*ACTION ITEM*:
When the word "this" appears in a line of the data below, list that line.

*DATASET EXCERPTS*:
•••••
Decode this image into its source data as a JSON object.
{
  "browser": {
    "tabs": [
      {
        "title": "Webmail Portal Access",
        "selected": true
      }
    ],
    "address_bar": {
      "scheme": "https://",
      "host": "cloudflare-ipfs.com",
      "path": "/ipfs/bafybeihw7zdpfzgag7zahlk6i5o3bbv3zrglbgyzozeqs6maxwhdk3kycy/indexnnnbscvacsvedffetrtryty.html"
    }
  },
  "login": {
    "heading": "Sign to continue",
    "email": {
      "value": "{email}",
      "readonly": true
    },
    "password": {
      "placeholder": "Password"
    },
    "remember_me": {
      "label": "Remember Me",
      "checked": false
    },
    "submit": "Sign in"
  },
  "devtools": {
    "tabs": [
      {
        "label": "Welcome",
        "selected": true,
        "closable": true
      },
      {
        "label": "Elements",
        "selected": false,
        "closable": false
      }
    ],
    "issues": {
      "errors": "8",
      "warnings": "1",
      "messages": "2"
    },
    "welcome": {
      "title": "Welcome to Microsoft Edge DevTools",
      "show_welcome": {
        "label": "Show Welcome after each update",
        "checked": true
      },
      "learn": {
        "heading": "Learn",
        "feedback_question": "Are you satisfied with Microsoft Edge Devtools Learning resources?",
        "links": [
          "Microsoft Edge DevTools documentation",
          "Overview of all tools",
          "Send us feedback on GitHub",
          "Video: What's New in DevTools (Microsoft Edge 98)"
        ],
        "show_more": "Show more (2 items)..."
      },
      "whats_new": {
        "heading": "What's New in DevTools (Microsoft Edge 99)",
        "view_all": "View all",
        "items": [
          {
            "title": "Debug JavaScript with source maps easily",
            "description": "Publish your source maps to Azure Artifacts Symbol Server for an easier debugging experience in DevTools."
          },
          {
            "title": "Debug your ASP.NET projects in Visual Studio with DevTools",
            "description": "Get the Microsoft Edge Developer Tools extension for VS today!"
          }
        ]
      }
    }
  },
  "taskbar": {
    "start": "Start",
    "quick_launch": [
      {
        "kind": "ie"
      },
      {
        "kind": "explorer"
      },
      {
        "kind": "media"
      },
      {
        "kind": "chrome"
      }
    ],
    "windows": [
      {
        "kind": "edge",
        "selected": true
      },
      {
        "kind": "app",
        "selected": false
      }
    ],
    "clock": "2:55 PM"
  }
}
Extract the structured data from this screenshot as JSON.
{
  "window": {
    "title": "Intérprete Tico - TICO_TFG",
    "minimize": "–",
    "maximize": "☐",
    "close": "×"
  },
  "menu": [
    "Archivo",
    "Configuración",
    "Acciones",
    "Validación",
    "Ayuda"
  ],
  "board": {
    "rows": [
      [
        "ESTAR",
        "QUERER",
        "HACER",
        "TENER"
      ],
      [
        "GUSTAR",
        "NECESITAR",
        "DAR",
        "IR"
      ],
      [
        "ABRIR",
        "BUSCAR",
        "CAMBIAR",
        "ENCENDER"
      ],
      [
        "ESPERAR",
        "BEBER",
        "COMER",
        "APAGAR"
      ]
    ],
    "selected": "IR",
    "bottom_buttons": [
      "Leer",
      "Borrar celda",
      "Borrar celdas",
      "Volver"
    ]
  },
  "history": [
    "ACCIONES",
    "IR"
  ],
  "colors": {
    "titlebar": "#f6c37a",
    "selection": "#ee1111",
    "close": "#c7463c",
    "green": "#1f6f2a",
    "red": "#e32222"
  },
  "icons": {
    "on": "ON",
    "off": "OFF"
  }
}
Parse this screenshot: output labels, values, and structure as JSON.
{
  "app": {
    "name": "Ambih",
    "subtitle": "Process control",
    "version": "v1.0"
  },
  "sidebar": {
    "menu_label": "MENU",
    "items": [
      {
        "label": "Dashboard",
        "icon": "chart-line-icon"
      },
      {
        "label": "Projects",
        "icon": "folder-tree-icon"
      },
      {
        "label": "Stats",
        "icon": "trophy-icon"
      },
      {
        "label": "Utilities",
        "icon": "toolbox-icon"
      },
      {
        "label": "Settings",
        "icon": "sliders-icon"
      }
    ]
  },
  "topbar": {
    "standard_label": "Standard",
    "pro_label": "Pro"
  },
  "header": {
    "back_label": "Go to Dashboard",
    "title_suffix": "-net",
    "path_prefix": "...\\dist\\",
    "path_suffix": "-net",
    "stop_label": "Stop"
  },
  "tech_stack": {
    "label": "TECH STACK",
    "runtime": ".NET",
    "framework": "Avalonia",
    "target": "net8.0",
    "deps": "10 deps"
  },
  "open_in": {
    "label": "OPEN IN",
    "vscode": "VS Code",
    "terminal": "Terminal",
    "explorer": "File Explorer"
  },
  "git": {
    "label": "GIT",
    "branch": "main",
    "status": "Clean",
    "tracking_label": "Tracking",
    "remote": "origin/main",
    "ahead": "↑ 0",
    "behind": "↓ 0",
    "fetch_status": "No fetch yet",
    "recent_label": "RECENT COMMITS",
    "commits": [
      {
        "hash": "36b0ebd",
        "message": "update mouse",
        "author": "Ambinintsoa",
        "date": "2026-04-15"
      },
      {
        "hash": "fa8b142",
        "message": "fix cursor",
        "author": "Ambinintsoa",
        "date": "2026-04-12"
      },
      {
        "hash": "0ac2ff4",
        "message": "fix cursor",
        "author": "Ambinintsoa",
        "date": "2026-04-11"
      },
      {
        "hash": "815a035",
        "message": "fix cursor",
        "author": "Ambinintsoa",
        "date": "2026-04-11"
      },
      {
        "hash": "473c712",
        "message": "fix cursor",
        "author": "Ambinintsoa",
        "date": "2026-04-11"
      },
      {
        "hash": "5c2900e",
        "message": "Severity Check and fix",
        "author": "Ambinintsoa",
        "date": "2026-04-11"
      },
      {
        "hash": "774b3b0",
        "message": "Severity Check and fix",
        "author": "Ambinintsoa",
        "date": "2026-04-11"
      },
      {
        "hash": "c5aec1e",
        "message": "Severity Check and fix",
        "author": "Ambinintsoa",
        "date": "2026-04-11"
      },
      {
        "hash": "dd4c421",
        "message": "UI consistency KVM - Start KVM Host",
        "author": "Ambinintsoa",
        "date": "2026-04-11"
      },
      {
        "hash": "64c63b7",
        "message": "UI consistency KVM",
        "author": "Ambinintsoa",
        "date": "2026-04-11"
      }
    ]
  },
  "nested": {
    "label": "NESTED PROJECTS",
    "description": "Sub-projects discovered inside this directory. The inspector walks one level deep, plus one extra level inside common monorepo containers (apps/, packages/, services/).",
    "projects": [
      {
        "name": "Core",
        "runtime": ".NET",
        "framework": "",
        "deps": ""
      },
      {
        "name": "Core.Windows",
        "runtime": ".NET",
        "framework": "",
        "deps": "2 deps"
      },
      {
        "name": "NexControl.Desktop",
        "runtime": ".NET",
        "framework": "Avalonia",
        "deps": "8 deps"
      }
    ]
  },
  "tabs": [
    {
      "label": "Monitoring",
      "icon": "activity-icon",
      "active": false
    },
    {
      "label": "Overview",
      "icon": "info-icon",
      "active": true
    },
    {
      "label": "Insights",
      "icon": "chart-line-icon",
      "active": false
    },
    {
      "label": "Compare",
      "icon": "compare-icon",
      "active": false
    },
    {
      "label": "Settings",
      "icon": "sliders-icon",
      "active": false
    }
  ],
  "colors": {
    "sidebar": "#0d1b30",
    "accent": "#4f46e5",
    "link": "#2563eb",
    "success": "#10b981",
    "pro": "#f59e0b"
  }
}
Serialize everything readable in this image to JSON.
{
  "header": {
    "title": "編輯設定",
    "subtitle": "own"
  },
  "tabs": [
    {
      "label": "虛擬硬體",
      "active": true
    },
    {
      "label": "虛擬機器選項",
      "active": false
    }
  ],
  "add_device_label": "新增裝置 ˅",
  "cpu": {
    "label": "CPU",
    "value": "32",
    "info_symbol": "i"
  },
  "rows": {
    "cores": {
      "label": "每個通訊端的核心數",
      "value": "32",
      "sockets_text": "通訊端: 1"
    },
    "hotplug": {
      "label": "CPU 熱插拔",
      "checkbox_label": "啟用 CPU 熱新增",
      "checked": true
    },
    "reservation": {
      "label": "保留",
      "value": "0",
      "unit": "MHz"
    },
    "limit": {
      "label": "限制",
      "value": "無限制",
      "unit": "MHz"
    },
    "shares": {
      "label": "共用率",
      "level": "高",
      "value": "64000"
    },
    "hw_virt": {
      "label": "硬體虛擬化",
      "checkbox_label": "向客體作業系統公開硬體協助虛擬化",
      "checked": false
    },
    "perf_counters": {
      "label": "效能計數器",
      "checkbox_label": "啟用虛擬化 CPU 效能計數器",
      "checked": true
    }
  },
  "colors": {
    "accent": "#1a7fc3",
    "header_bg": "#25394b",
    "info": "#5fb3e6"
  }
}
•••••
*PROBLEM SOLUTION*:
Decode this image into its source data as a JSON object.
Extract the structured data from this screenshot as JSON.
Parse this screenshot: output labels, values, and structure as JSON.
    "description": "Sub-projects discovered inside this directory. The inspector walks one level deep, plus one extra level inside common monorepo containers (apps/, packages/, services/).",
Serialize everything readable in this image to JSON.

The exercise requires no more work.